Carrie Brownstein, co-founder of rock band Sleater-Kinney, has a new blog over at NPR called Monitor Mix. In this entry, she makes a good point about letting the hype and mystique of obscure bands take over our appreciation for the masters.
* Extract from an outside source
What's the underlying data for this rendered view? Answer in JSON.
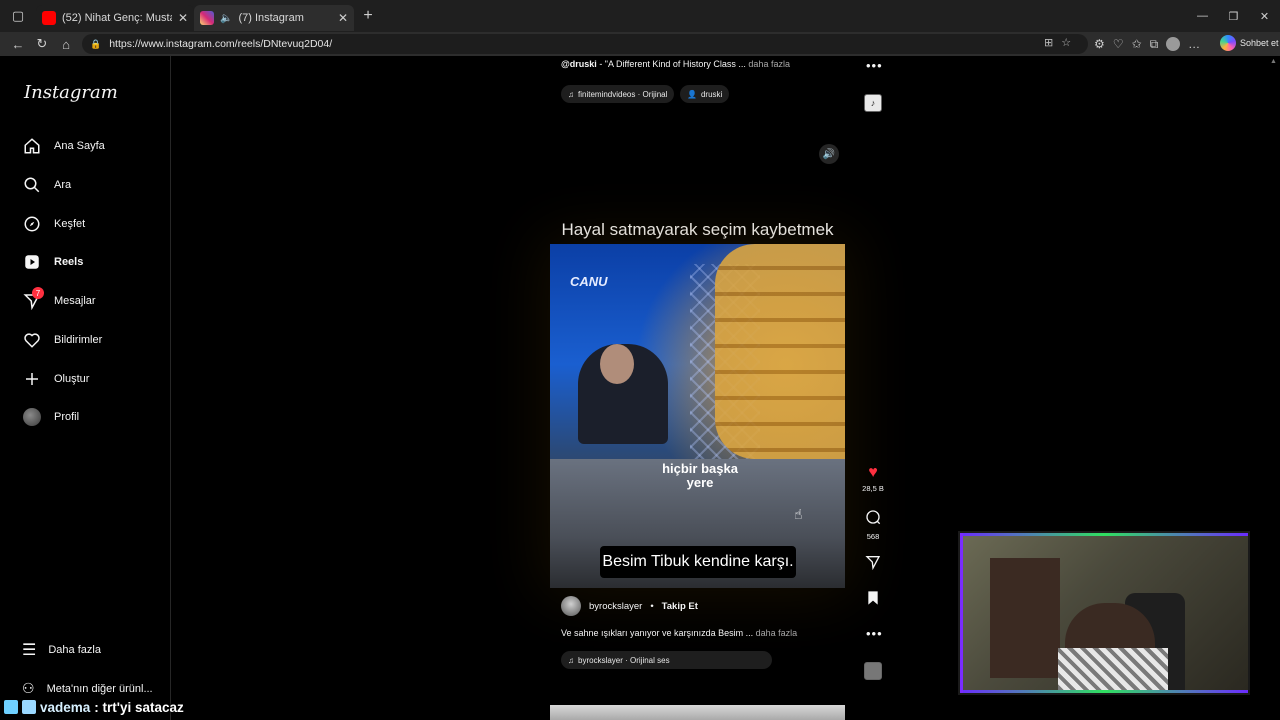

How had I forgotten about The Ramones? I own nearly all of their albums, I might even consider them one of my favorite bands, but I rarely listen to them. Suddenly this oversight, this forgetfulness, felt disastrous. I think of The Ramones as a starter band, one you have to know, one you have to love, one you have to discover in order for them to lead you elsewhere. But then you go further away and sometimes you forget to ever go back. You find post-punk, you listen to Wire, Gang of Four, The Slits, you find reggae and dub. Then you embrace classic rock, first ironically, maybe at a karaoke bar, and then for real. F*ck this straight-forward punk sh*t, give me prog and wanky solos and post-rock, and soon nothing is valid that comes in under five minutes. When friends or prospective dates ask you your musical tastes, you can’t just say, “The Stones” or “The Clash”, you have to say the name of the last Ethiopiques CD you bought, or you mention Captain Beefheart, Syd Barrett era Pink Floyd, Candi Staton, Bert Jansch, Thirteenth Floor Elevators, a side project of Wilco but not actually Wilco, the list goes on and on. Really? Really these are our favorite bands? The ones that got us out of bed in the morning on a sunless day? Sure, sometimes they really are favorites, for a day, a week, maybe longer. But watching the Johnny Ramone film I was reminded that for all of the wonderful and complex paths The Ramones’ music had led me down, not too many led me to a place better or more satisfying than the point from which I started.